Characters are made to present certain ideas that the author believes in. In Gabriel García Márquez’s Chronicle of a Death Foretold there are many characters included that range from bold, boisterous characters to minuscule, quiet characters but one thing they all have in common is that they all represent ideas. Characters in the novel convey aspects of Marquez’s Colombian culture.
Ed Gillespie is a US citizen who was born in America on August 1, 1961. Ed was born in New Jersey and he is currently 53 years old. He went to college at the Catholic University of America.
Ed Viesturs was born on July 22, 1959, in Fort Wayne, Indiana and he was raised in Rockford, Illinois. Ed Viesturs graduated from the University of Washington with a BS in zoology. He had once became a doctor in veterinary medicine. Ed Viesturs worked as a guide for Rainer Mountaineering. Later
Although prostitution may be one of the world’s oldest professions to this day it is seen as a degrading and disrespectful career especially when regarding female prostitutes. In Chronicle of a Death Foretold, the town is very critical and strict about chastity and premarital sex.

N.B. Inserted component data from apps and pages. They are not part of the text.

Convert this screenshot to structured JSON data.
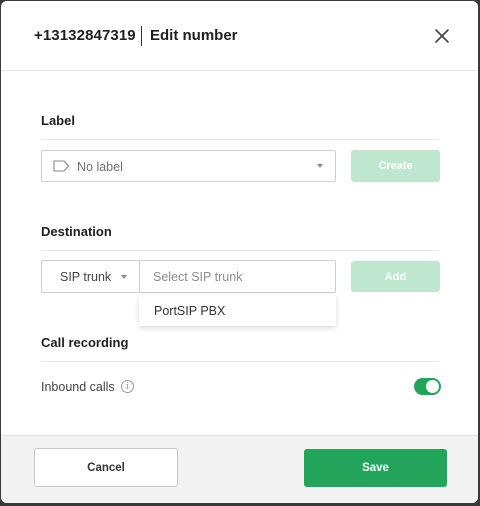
{
  "header": {
    "phone_number": "+13132847319",
    "title": "Edit number"
  },
  "label_section": {
    "title": "Label",
    "select_value": "No label",
    "create_label": "Create"
  },
  "destination_section": {
    "title": "Destination",
    "type_value": "SIP trunk",
    "trunk_placeholder": "Select SIP trunk",
    "add_label": "Add",
    "dropdown_options": [
      "PortSIP PBX"
    ]
  },
  "recording_section": {
    "title": "Call recording",
    "inbound_label": "Inbound calls",
    "inbound_enabled": true
  },
  "footer": {
    "cancel_label": "Cancel",
    "save_label": "Save"
  },
  "colors": {
    "accent": "#22a55b",
    "accent_disabled": "#bfe7cf"
  }
}
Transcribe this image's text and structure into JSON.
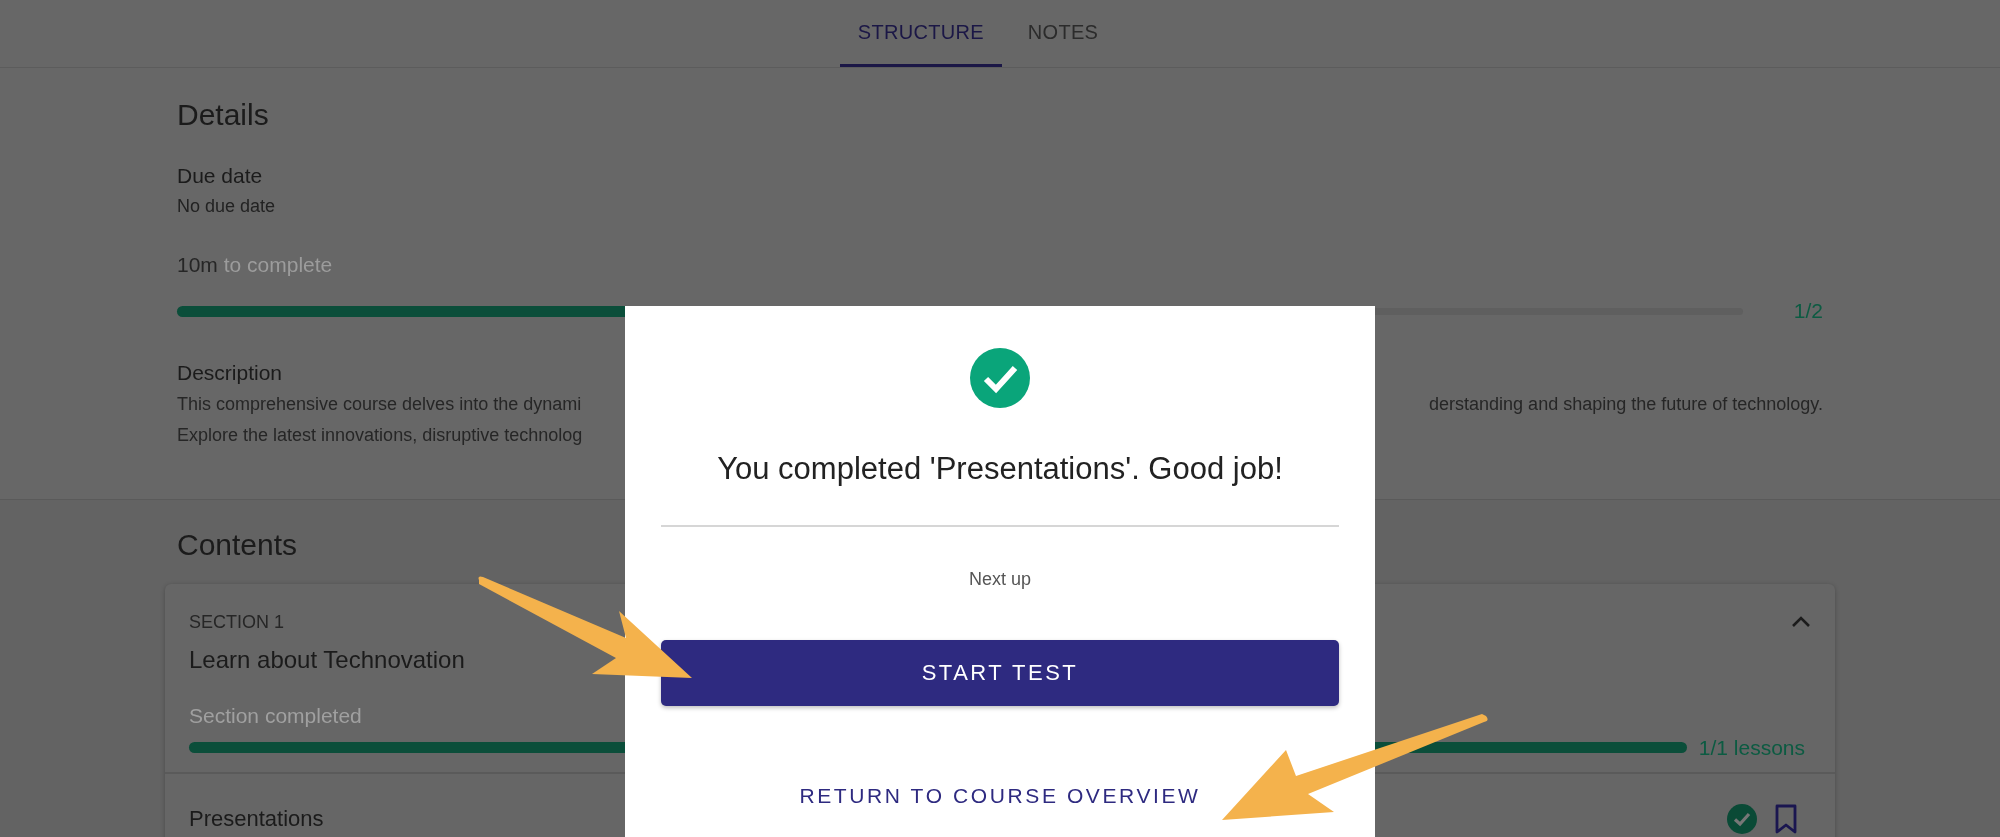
{
  "tabs": [
    {
      "label": "STRUCTURE",
      "selected": true
    },
    {
      "label": "NOTES",
      "selected": false
    }
  ],
  "details": {
    "heading": "Details",
    "due_label": "Due date",
    "due_value": "No due date",
    "duration": "10m",
    "duration_suffix": "to complete",
    "progress": {
      "level": 0.6,
      "reading": "1/2"
    },
    "description": {
      "label": "Description",
      "lines": [
        {
          "left": "This comprehensive course delves into the dynami",
          "right": "derstanding and shaping the future of technology."
        },
        {
          "left": "Explore the latest innovations, disruptive technolog"
        }
      ]
    }
  },
  "contents": {
    "heading": "Contents",
    "sections": [
      {
        "eyebrow": "SECTION 1",
        "title": "Learn about Technovation",
        "expanded": true,
        "status": "Section completed",
        "progress": {
          "level": 1,
          "reading": "1/1 lessons"
        },
        "lessons": [
          {
            "title": "Presentations",
            "completed": true,
            "bookmarked": false
          }
        ]
      }
    ]
  },
  "dialog": {
    "title": "You completed 'Presentations'. Good job!",
    "next_label": "Next up",
    "primary_button": "START TEST",
    "secondary_button": "RETURN TO COURSE OVERVIEW"
  }
}
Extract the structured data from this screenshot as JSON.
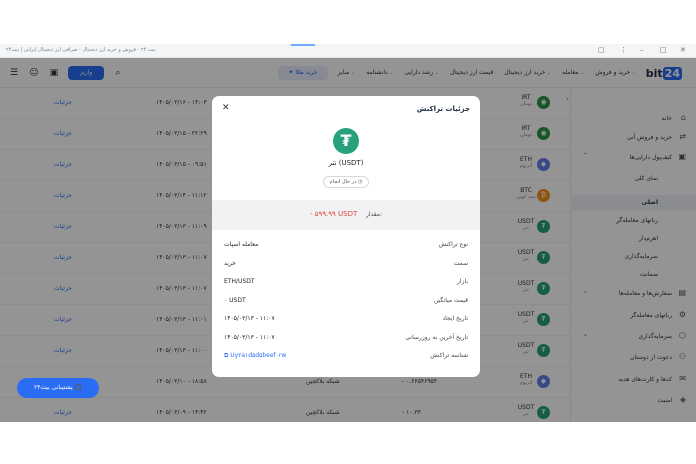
{
  "browser": {
    "title": "بیت ۲۴ - فروش و خرید ارز دیجیتال - صرافی ارز دیجیتال ایرانی | بیت۲۴",
    "tab_accent": "#6ea8ff"
  },
  "nav": {
    "logo_text": "bit",
    "logo_num": "24",
    "links": [
      "خرید و فروش",
      "معامله",
      "خرید ارز دیجیتال",
      "قیمت ارز دیجیتال",
      "رشد دارایی",
      "دانشنامه",
      "سایر"
    ],
    "gold_btn": "خرید طلا",
    "deposit_btn": "واریز"
  },
  "sidebar": {
    "items": [
      {
        "label": "خانه",
        "icon": "home-icon"
      },
      {
        "label": "خرید و فروش آنی",
        "icon": "swap-icon"
      },
      {
        "label": "کیف‌پول دارایی‌ها",
        "icon": "wallet-icon"
      },
      {
        "label": "نمای کلی",
        "icon": ""
      },
      {
        "label": "اصلی",
        "icon": ""
      },
      {
        "label": "رباتهای معامله‌گر",
        "icon": ""
      },
      {
        "label": "اهرم‌دار",
        "icon": ""
      },
      {
        "label": "سرمایه‌گذاری",
        "icon": ""
      },
      {
        "label": "ضمانت",
        "icon": ""
      },
      {
        "label": "سفارش‌ها و معامله‌ها",
        "icon": "orders-icon"
      },
      {
        "label": "رباتهای معامله‌گر",
        "icon": "robot-icon"
      },
      {
        "label": "سرمایه‌گذاری",
        "icon": "invest-icon"
      },
      {
        "label": "دعوت از دوستان",
        "icon": "users-icon"
      },
      {
        "label": "کدها و کارت‌های هدیه",
        "icon": "gift-icon"
      },
      {
        "label": "امنیت",
        "icon": "shield-icon"
      }
    ]
  },
  "table": {
    "rows": [
      {
        "sym": "IRT",
        "name": "تومان",
        "date": "۱۴۰۵/۰۳/۱۶ - ۱۴:۰۳",
        "net": "",
        "amt": "",
        "details": "جزئیات",
        "color": "#2b9348"
      },
      {
        "sym": "IRT",
        "name": "تومان",
        "date": "۱۴۰۵/۰۳/۱۵ - ۲۲:۲۹",
        "net": "",
        "amt": "",
        "details": "جزئیات",
        "color": "#2b9348"
      },
      {
        "sym": "ETH",
        "name": "اتریوم",
        "date": "۱۴۰۵/۰۳/۱۵ - ۰۹:۵۱",
        "net": "",
        "amt": "",
        "details": "جزئیات",
        "color": "#627eea"
      },
      {
        "sym": "BTC",
        "name": "بیت کوین",
        "date": "۱۴۰۵/۰۳/۱۴ - ۱۱:۱۲",
        "net": "",
        "amt": "",
        "details": "جزئیات",
        "color": "#f7931a"
      },
      {
        "sym": "USDT",
        "name": "تتر",
        "date": "۱۴۰۵/۰۳/۱۳ - ۱۱:۰۹",
        "net": "",
        "amt": "",
        "details": "جزئیات",
        "color": "#26a17b"
      },
      {
        "sym": "USDT",
        "name": "تتر",
        "date": "۱۴۰۵/۰۳/۱۳ - ۱۱:۰۷",
        "net": "",
        "amt": "",
        "details": "جزئیات",
        "color": "#26a17b"
      },
      {
        "sym": "USDT",
        "name": "تتر",
        "date": "۱۴۰۵/۰۳/۱۳ - ۱۱:۰۷",
        "net": "",
        "amt": "",
        "details": "جزئیات",
        "color": "#26a17b"
      },
      {
        "sym": "USDT",
        "name": "تتر",
        "date": "۱۴۰۵/۰۳/۱۳ - ۱۱:۰۱",
        "net": "",
        "amt": "",
        "details": "جزئیات",
        "color": "#26a17b"
      },
      {
        "sym": "USDT",
        "name": "تتر",
        "date": "۱۴۰۵/۰۳/۱۳ - ۱۱:۰۰",
        "net": "",
        "amt": "",
        "details": "جزئیات",
        "color": "#26a17b"
      },
      {
        "sym": "ETH",
        "name": "اتریوم",
        "date": "۱۴۰۵/۰۳/۱۰ - ۱۸:۵۸",
        "net": "شبکه بلاکچین",
        "amt": "- ۰.۶۶۵۴۶۹۵۴",
        "details": "جزئیات",
        "color": "#627eea"
      },
      {
        "sym": "USDT",
        "name": "تتر",
        "date": "۱۴۰۵/۰۳/۰۹ - ۱۴:۴۲",
        "net": "شبکه بلاکچین",
        "amt": "- ۱۰.۳۳",
        "details": "جزئیات",
        "color": "#26a17b"
      }
    ]
  },
  "support_btn": "پشتیبانی بیت۲۴",
  "modal": {
    "title": "جزئیات تراکنش",
    "coin": "تتر (USDT)",
    "status": "در حال انجام",
    "amount_label": "مقدار:",
    "amount_value": "- ۵۹۹.۹۹ USDT",
    "details": [
      {
        "k": "نوع تراکنش",
        "v": "معامله اسپات"
      },
      {
        "k": "سمت",
        "v": "خرید"
      },
      {
        "k": "بازار",
        "v": "ETH/USDT"
      },
      {
        "k": "قیمت میانگین",
        "v": "۰ USDT"
      },
      {
        "k": "تاریخ ایجاد",
        "v": "۱۴۰۵/۰۳/۱۳ - ۱۱:۰۷"
      },
      {
        "k": "تاریخ آخرین به روزرسانی",
        "v": "۱۴۰۵/۰۳/۱۳ - ۱۱:۰۷"
      },
      {
        "k": "شناسه تراکنش",
        "v": "Uy۲a۱d۵d۵beef۰rw"
      }
    ]
  }
}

Maria Alejandrina Cervantes is the town madam which by society’s standards makes her to most marginalized, but ironically she is not brought down by her society’s rules. Gabriel Garcia Marquez uses characterization and irony to demonstrate Maria Alejandrina Cervantes’s contradictory role and to develop the theme of going against society in Chronicle of a Death Foretold.
Camilla, Arturo, Sammy, Vera and Hellfrick are all non-entities in the bustle of L.A. culture, but all are profoundly human in their suffering, confusion, and vices. All are battling a poor sense of self-worth and struggling to survive in an indifferent world. Arturo Bandini takes us through this story in intimate first-person, exposing us to his mood swings, his astute observations and his growth as an author and a man.